*** Opening of SUPPLIED RECORDS ***

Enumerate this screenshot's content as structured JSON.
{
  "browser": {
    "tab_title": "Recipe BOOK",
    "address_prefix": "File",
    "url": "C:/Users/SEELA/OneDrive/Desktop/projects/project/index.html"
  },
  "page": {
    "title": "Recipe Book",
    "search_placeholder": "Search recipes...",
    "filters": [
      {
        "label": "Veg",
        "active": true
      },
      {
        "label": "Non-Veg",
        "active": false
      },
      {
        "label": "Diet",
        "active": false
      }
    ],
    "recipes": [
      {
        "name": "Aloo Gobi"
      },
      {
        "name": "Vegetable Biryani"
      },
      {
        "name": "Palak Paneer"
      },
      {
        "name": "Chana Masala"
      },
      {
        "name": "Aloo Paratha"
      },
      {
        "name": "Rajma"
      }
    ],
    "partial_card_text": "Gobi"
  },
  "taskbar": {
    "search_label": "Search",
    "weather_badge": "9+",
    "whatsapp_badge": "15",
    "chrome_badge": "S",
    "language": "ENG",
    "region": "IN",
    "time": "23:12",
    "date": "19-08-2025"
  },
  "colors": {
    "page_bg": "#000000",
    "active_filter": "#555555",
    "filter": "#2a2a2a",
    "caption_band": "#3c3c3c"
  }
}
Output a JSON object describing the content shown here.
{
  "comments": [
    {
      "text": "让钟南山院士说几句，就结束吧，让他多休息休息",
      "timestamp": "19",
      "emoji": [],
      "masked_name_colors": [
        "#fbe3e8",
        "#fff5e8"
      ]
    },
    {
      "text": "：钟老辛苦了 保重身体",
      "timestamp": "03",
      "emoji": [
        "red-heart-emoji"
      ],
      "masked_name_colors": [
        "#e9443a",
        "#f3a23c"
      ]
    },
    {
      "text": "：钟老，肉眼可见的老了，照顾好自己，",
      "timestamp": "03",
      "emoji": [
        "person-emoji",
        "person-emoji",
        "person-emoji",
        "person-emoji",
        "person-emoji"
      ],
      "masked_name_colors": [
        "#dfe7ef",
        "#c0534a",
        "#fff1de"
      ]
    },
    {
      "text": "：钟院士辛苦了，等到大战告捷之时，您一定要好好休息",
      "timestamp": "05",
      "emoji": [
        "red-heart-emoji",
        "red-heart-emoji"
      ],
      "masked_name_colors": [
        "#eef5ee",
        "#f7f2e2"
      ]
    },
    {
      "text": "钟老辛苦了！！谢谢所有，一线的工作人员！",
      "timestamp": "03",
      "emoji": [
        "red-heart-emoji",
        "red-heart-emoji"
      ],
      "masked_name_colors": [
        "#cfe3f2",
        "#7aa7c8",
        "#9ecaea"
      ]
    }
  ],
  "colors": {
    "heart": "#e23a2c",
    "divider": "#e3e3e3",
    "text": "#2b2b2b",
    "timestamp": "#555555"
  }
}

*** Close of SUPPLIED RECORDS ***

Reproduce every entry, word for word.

EXERCISE RESULT.
Enumerate this screenshot's content as structured JSON.
{
  "browser": {
    "tab_title": "Recipe BOOK",
    "address_prefix": "File",
    "url": "C:/Users/SEELA/OneDrive/Desktop/projects/project/index.html"
  },
  "page": {
    "title": "Recipe Book",
    "search_placeholder": "Search recipes...",
    "filters": [
      {
        "label": "Veg",
        "active": true
      },
      {
        "label": "Non-Veg",
        "active": false
      },
      {
        "label": "Diet",
        "active": false
      }
    ],
    "recipes": [
      {
        "name": "Aloo Gobi"
      },
      {
        "name": "Vegetable Biryani"
      },
      {
        "name": "Palak Paneer"
      },
      {
        "name": "Chana Masala"
      },
      {
        "name": "Aloo Paratha"
      },
      {
        "name": "Rajma"
      }
    ],
    "partial_card_text": "Gobi"
  },
  "taskbar": {
    "search_label": "Search",
    "weather_badge": "9+",
    "whatsapp_badge": "15",
    "chrome_badge": "S",
    "language": "ENG",
    "region": "IN",
    "time": "23:12",
    "date": "19-08-2025"
  },
  "colors": {
    "page_bg": "#000000",
    "active_filter": "#555555",
    "filter": "#2a2a2a",
    "caption_band": "#3c3c3c"
  }
}
Output a JSON object describing the content shown here.
{
  "comments": [
    {
      "text": "让钟南山院士说几句，就结束吧，让他多休息休息",
      "timestamp": "19",
      "emoji": [],
      "masked_name_colors": [
        "#fbe3e8",
        "#fff5e8"
      ]
    },
    {
      "text": "：钟老辛苦了 保重身体",
      "timestamp": "03",
      "emoji": [
        "red-heart-emoji"
      ],
      "masked_name_colors": [
        "#e9443a",
        "#f3a23c"
      ]
    },
    {
      "text": "：钟老，肉眼可见的老了，照顾好自己，",
      "timestamp": "03",
      "emoji": [
        "person-emoji",
        "person-emoji",
        "person-emoji",
        "person-emoji",
        "person-emoji"
      ],
      "masked_name_colors": [
        "#dfe7ef",
        "#c0534a",
        "#fff1de"
      ]
    },
    {
      "text": "：钟院士辛苦了，等到大战告捷之时，您一定要好好休息",
      "timestamp": "05",
      "emoji": [
        "red-heart-emoji",
        "red-heart-emoji"
      ],
      "masked_name_colors": [
        "#eef5ee",
        "#f7f2e2"
      ]
    },
    {
      "text": "钟老辛苦了！！谢谢所有，一线的工作人员！",
      "timestamp": "03",
      "emoji": [
        "red-heart-emoji",
        "red-heart-emoji"
      ],
      "masked_name_colors": [
        "#cfe3f2",
        "#7aa7c8",
        "#9ecaea"
      ]
    }
  ],
  "colors": {
    "heart": "#e23a2c",
    "divider": "#e3e3e3",
    "text": "#2b2b2b",
    "timestamp": "#555555"
  }
}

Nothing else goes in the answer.